Develop Training is seeing the first signs of success from a national training programme designed to champion women in the utilities industry.
The Women in Utilities success programme initially offered free places to eight female candidates keen to progress in this traditionally male-dominated industry.
Now, the first woman to be accepted on the programme last year, Annie Thompson (29), is celebrating a major promotion from her administrative role with Northern Gas Networks to managing contracts on gas holder demolition sites.
While she still has further days scheduled for completing her course, due to delays caused by the Covid pandemic, Annie believes her promotion would not have been possible without the excellent support provided by Develop at its Derby training centre.
And, after starting her new dream job earlier this month, she is urging any women with similar ambitions in any industry sector to go and do it.
“We need to squash these male-female stereotypes in this day and age,” she said. “It might feel daunting for many women to enter a traditionally male-dominated world – but it’s certainly not like it used to be any more.
“I’ve had absolutely no negative reactions on site – quite the opposite in fact. And even with me being less than five feet tall, often tumbling out of those big vans, nobody bats an eyelid.
“The training from Develop has been amazing, and the fact that they are willing to support women getting into these roles is just fantastic.”
Develop Training, part of the JTL Group, is one of the UK’s leading providers of compliance, technical and safety training. Based in Ascot Drive, Derby, it also has dedicated training centres in York, Romford, Swindon, Manchester, Linlithgow, in Scotland, and Lisburn, in Northern Ireland.
The brainchild behind the Women in Utilities success programme was Andy Holmes, business risk and assurance manager at Develop Training, who recognised the importance of increasing diversity and inclusion in the utilities industry.
This followed a study from the Energy and Utilities Skills Partnership which found that just 17 per cent of the workforce in the utilities sector were female, and 99 per cent of “craft” or technical roles were held by men. This compares with a UK workforce average of 47 per cent women.
Andy said: “Our Women in Utilities success programme is the first scheme of its type that we have undertaken.
“Straight away, we realised how important it was, not only for the eight women who agreed to take part, but also in the way it has helped us to re-evaluate our own training practices, to ensure they are as inclusive of as many people as possible.
“Everyone at Develop Training is delighted to hear that our programme has enabled Annie to get the job she really wanted within Northern Gas Networks. We wish her every success in the future.”

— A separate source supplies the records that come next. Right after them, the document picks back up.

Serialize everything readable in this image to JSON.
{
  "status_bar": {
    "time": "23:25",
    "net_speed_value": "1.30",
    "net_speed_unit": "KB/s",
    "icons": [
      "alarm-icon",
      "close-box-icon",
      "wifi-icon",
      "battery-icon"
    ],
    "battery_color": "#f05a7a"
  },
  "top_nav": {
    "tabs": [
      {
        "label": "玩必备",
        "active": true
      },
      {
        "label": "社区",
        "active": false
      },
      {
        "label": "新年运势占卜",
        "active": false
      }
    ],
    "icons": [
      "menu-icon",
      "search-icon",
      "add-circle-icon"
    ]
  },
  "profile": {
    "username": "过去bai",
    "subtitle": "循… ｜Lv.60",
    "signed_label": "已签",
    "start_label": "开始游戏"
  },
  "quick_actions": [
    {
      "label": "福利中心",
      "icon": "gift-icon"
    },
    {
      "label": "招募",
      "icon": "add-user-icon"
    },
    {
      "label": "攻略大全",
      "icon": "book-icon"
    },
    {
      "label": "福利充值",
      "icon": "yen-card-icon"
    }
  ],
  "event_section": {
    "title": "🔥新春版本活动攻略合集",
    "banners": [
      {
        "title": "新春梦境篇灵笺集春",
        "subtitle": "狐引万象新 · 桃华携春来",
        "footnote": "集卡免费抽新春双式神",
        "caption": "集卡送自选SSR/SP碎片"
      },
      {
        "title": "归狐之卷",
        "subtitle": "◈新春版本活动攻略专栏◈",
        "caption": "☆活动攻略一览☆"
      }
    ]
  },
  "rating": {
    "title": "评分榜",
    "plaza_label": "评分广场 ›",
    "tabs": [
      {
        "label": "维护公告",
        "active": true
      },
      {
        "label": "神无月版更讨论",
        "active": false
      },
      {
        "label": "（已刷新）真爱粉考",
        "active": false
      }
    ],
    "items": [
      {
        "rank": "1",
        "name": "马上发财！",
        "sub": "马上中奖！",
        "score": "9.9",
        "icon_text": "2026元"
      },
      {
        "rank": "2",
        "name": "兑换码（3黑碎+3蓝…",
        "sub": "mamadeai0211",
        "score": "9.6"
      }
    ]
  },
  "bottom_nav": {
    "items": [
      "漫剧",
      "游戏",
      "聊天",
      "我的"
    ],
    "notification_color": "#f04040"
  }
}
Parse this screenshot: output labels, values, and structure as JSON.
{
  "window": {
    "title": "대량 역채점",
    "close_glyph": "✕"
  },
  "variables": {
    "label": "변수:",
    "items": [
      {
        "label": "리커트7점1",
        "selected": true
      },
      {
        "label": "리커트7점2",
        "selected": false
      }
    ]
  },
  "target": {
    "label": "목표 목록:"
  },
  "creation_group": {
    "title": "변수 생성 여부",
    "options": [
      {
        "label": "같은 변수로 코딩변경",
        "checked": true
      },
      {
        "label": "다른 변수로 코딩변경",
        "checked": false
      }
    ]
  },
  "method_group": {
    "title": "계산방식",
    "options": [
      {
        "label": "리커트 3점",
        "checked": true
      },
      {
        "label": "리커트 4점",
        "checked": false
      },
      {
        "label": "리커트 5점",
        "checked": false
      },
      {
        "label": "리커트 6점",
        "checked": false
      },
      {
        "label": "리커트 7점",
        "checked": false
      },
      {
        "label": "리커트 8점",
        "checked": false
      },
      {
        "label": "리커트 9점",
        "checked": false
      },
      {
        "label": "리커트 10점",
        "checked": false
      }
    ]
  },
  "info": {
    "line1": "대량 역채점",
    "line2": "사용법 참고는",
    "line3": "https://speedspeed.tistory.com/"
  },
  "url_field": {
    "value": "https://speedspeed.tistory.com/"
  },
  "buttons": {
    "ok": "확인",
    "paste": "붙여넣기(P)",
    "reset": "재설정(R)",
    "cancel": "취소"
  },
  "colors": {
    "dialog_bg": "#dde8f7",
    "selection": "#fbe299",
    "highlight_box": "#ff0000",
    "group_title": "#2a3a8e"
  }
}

To find out more about Develop Training, its Women in Utilities success programme and other training schemes it operates around the UK, please visit www.developtraining.co.uk.